New figures have revealed that Burnham Market is the most expensive village to buy a home in Norfolk.

The north Norfolk village remains at the top of the list from 2022, with an average sale price of £990,192, over the 12-month period to May 2023.

Within the same area of Norfolk, Blakeney and Old Hunstanton follow in second and third place with average sale prices more than £130,000 lower than Burnham Market.

Norwich Evening News: The quay at BlakeneyThe quay at Blakeney (Image: Newsquest)

The figures come after a referendum in Burnham Market – nicknamed “Chelsea-on-Sea" because of the large proportion of Londoners with property there – saw villagers overwhelmingly back a bid to limit the number of second homes and holiday lets.

Locals say they are being priced out of the housing market in the village, with young people leaving in search of cheaper options.

Land Registry Data compiled by Savills looked at villages in Norfolk that had 10 or more sales to find the average cost.

Most of the villages on the list sit within either The Broads, north Norfolk coast, or close to Norwich.

Ben Rivett, joint head of residential sales at Savills in Norfolk, said: “All of the villages are very well served, close to the coast or surrounded by wonderful countryside, with pubs, local shops and a good sense of community, alongside quality housing stock."

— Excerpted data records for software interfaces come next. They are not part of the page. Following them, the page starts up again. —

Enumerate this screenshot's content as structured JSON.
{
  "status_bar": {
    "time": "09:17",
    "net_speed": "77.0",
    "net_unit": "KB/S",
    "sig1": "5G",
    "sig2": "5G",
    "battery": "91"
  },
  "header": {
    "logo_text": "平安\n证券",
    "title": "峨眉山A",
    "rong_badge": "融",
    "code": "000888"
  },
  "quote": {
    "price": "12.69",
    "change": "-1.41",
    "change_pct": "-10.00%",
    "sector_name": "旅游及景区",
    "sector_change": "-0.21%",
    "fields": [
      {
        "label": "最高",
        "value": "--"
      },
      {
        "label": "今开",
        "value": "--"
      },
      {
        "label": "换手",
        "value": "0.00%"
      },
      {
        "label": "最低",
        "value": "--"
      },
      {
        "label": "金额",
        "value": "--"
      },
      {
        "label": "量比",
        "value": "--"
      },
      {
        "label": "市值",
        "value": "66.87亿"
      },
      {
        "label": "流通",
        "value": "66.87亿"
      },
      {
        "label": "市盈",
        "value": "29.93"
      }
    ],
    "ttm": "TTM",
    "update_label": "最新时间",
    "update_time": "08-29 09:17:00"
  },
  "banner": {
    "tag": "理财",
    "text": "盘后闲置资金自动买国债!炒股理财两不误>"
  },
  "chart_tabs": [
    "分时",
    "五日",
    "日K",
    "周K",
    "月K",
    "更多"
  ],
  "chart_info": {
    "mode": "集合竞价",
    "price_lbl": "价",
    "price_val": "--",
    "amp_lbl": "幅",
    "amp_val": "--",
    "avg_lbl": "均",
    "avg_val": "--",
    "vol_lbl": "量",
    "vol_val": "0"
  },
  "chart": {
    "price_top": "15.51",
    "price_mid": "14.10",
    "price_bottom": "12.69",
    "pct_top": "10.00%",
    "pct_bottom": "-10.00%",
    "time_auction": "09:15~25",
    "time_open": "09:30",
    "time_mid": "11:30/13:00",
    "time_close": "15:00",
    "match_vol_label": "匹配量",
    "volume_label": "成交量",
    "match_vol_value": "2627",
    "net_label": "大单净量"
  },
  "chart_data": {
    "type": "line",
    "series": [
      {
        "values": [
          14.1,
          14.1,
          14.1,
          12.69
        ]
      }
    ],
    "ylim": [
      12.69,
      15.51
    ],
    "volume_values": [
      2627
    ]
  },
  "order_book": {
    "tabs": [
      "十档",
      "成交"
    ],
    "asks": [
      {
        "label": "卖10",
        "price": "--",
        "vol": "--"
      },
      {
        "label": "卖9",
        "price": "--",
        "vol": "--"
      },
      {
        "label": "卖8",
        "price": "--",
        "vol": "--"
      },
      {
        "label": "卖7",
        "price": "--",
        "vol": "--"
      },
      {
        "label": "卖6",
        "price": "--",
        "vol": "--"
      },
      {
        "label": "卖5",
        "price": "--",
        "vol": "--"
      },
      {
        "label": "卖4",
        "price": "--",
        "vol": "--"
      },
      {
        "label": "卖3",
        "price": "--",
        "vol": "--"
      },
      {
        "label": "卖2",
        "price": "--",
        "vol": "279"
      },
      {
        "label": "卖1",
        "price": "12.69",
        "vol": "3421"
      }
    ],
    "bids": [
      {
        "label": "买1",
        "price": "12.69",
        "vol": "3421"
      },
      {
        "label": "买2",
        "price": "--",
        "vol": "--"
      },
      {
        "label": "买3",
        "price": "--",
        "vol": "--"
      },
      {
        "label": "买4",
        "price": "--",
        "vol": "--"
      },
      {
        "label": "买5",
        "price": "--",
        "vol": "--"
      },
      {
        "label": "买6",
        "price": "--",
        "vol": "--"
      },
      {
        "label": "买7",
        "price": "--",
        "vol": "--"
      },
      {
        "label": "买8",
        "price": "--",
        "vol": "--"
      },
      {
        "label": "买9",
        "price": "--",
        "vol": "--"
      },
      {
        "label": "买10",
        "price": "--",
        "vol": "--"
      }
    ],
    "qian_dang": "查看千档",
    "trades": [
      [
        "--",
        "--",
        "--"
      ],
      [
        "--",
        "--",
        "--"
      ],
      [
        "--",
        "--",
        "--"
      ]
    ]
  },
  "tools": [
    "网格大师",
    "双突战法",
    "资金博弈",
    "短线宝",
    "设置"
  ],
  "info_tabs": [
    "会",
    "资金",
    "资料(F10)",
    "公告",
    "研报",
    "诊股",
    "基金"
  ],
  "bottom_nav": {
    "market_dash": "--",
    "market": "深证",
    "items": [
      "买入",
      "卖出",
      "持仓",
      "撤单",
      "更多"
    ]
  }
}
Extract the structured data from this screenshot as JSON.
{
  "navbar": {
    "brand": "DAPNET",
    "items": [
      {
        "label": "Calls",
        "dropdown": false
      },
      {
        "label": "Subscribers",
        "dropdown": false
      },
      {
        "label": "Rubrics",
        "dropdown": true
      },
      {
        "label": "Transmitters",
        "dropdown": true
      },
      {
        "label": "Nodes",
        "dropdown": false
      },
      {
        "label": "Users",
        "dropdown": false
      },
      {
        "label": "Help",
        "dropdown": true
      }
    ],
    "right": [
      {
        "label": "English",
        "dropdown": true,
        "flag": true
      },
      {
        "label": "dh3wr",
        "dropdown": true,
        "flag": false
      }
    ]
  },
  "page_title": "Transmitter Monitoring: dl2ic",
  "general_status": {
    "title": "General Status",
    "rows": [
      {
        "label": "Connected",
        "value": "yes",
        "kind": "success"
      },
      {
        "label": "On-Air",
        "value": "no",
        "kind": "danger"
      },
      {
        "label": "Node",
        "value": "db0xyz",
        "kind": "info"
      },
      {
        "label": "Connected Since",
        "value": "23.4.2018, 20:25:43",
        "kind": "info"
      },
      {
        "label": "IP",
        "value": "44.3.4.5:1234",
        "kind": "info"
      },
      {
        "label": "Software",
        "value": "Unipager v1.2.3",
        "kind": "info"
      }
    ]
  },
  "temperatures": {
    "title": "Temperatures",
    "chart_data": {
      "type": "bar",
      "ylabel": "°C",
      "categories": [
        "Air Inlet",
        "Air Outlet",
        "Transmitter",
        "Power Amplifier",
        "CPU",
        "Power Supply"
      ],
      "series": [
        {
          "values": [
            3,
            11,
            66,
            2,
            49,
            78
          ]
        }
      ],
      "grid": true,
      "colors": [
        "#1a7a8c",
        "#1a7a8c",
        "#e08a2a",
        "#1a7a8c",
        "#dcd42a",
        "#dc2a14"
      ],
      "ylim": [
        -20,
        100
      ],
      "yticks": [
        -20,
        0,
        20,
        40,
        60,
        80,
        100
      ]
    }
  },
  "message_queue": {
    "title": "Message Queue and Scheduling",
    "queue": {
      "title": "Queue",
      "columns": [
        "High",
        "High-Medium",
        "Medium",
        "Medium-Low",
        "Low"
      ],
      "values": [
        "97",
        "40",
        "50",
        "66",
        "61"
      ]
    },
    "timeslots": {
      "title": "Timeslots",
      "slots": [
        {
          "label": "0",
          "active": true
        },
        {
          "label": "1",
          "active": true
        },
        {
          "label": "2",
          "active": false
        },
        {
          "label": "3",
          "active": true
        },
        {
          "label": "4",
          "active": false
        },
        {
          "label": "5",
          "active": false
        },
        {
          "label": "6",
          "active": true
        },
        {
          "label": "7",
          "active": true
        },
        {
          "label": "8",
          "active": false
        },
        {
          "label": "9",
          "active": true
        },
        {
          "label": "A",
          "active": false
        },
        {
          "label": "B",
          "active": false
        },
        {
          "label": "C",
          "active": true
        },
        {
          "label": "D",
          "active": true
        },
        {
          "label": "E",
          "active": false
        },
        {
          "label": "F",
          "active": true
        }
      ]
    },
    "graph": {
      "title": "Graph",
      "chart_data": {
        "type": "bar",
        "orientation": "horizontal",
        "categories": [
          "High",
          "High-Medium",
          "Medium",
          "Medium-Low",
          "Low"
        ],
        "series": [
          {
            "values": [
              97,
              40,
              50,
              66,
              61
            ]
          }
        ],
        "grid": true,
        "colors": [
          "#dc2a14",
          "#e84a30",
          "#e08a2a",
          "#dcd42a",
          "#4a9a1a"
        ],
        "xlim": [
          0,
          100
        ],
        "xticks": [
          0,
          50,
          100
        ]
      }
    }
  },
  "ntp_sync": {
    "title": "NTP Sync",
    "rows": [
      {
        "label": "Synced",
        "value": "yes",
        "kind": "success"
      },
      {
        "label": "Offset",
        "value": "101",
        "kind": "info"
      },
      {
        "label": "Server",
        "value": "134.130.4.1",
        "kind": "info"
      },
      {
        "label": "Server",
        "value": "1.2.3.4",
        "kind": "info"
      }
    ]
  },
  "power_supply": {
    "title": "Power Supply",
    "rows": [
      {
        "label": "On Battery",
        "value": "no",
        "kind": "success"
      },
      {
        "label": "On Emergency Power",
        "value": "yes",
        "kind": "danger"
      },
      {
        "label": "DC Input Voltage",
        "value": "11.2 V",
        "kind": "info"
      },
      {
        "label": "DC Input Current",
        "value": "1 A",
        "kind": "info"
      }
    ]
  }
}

Horstead with Stanninghall comes in fourth, followed by Wroxham, Saxlingham Nethergate, Horning, Filby, Salhouse and then Barford.

Commenting on the current market, Mr Rivett added: “In general, there has been a softening of prime regional house prices across the UK.

"Looking ahead, underlying demand, especially for properties that are close to amenities and transport connections, remains strong.

Norwich Evening News: Ben Rivett, joint head of residential sales at Savills in NorfolkBen Rivett, joint head of residential sales at Savills in Norfolk (Image: Savills)

"The lifestyle factors that make Norfolk such an attractive place to live will continue to draw people to the area.

"Ongoing economic uncertainty has led to increased price sensitivity – particularly in markets that are more reliant on mortgage borrowing.

"This means we are likely to experience further pressure on pricing for the remainder of the year.

"Properties that are realistically priced continue to command the most interest.”